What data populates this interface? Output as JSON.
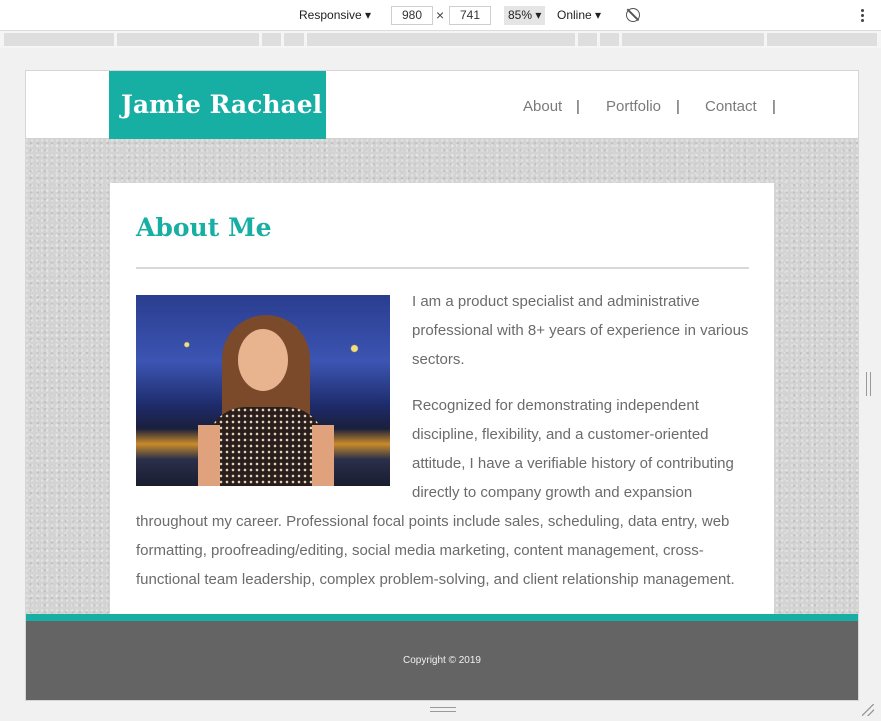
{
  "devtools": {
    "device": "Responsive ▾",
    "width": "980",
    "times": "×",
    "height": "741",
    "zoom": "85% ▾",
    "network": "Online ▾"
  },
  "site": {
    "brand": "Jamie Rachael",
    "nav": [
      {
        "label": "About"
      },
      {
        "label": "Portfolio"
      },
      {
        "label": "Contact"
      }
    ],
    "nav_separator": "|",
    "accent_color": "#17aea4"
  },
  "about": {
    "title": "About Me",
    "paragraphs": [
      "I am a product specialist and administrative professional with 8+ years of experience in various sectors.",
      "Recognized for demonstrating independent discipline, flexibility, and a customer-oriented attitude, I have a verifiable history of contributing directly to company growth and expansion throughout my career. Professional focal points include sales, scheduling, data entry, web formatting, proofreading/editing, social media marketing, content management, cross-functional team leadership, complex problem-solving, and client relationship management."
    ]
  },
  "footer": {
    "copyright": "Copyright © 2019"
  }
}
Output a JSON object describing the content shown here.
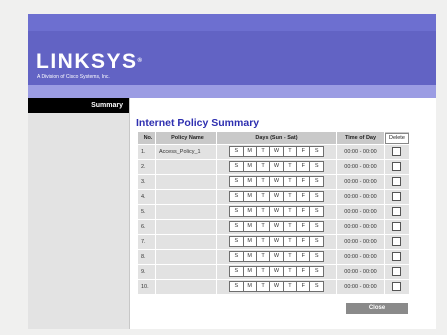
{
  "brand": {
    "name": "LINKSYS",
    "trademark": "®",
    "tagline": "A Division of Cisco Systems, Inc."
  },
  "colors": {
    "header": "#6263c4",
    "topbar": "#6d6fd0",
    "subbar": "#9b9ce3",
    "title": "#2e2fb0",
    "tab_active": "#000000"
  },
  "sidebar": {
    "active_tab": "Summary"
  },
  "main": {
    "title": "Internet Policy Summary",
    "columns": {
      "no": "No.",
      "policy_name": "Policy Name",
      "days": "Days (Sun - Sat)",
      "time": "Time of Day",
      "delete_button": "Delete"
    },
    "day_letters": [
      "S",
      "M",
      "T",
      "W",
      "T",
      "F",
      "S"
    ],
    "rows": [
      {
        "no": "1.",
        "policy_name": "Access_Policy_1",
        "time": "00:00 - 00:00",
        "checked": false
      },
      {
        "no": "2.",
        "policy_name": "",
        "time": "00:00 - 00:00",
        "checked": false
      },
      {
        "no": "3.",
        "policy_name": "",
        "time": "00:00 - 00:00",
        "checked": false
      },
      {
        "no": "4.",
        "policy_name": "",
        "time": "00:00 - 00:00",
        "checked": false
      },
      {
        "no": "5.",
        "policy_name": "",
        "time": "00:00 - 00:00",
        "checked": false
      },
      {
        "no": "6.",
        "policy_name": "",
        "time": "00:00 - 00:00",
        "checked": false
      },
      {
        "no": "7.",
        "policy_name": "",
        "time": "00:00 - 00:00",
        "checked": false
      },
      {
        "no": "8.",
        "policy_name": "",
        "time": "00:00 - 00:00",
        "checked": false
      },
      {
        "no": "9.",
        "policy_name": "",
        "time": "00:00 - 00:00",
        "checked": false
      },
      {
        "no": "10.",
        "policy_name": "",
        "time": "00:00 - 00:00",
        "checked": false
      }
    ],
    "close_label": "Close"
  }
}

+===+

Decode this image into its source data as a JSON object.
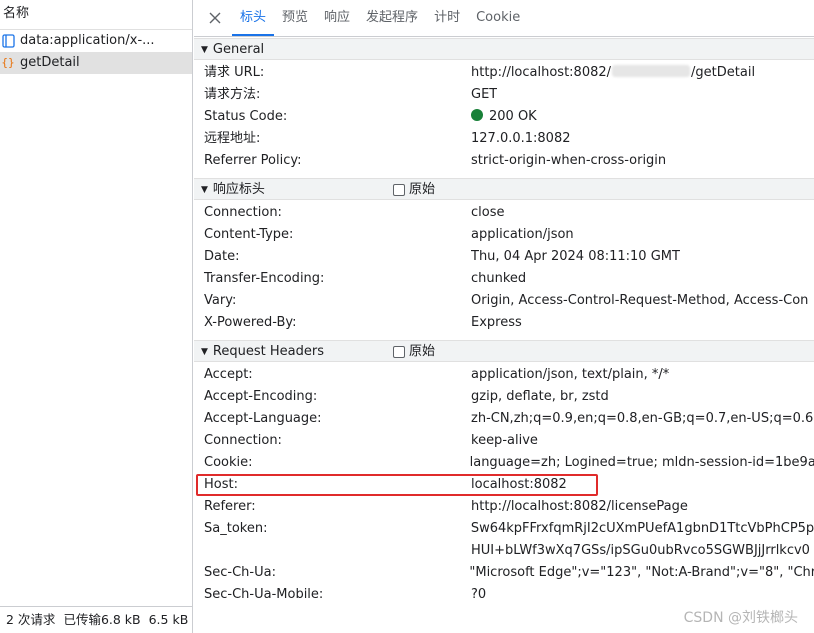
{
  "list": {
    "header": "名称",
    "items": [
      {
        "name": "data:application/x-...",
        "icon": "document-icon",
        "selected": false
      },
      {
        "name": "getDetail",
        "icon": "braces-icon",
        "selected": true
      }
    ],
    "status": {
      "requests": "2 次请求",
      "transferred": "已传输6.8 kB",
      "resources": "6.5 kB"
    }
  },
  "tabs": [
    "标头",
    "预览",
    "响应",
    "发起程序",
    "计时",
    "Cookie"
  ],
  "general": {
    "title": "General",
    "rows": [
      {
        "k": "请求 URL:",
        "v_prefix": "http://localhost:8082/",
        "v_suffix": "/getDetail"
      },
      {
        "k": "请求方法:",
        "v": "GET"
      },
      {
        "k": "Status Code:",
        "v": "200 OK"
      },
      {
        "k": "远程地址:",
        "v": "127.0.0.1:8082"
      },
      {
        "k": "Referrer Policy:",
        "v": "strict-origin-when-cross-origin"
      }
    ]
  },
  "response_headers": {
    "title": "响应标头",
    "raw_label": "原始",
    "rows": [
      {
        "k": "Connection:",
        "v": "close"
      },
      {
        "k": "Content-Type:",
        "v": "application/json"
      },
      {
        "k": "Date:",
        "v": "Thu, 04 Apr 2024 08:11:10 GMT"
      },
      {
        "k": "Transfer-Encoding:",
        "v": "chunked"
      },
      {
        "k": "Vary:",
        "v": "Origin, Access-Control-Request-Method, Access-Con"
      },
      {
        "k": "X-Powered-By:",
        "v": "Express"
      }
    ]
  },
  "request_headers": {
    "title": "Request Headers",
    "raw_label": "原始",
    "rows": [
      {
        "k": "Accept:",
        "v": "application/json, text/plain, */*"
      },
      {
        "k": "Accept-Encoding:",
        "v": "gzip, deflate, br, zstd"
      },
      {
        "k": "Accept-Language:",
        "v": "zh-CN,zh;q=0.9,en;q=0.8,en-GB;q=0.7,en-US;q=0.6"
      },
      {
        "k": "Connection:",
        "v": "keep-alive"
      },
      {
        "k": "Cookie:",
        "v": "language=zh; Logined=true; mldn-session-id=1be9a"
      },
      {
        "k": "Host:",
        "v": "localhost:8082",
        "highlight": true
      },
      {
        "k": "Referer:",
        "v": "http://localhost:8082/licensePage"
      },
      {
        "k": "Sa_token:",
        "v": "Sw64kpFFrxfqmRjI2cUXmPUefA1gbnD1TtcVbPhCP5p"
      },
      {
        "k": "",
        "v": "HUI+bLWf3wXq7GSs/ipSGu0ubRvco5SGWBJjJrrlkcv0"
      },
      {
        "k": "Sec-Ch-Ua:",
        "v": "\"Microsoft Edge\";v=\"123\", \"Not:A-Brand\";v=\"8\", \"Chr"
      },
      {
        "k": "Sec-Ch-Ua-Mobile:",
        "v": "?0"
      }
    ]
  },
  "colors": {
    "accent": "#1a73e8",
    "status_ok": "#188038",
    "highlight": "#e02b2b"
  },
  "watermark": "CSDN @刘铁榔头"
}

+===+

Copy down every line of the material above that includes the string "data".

What data populates this interface? Output as JSON.
      "Recognized for demonstrating independent discipline, flexibility, and a customer-oriented attitude, I have a verifiable history of contributing directly to company growth and expansion throughout my career. Professional focal points include sales, scheduling, data entry, web formatting, proofreading/editing, social media marketing, content management, cross-functional team leadership, complex problem-solving, and client relationship management."
Decode this image into its source data as a JSON object.
        "name": "data:application/x-...",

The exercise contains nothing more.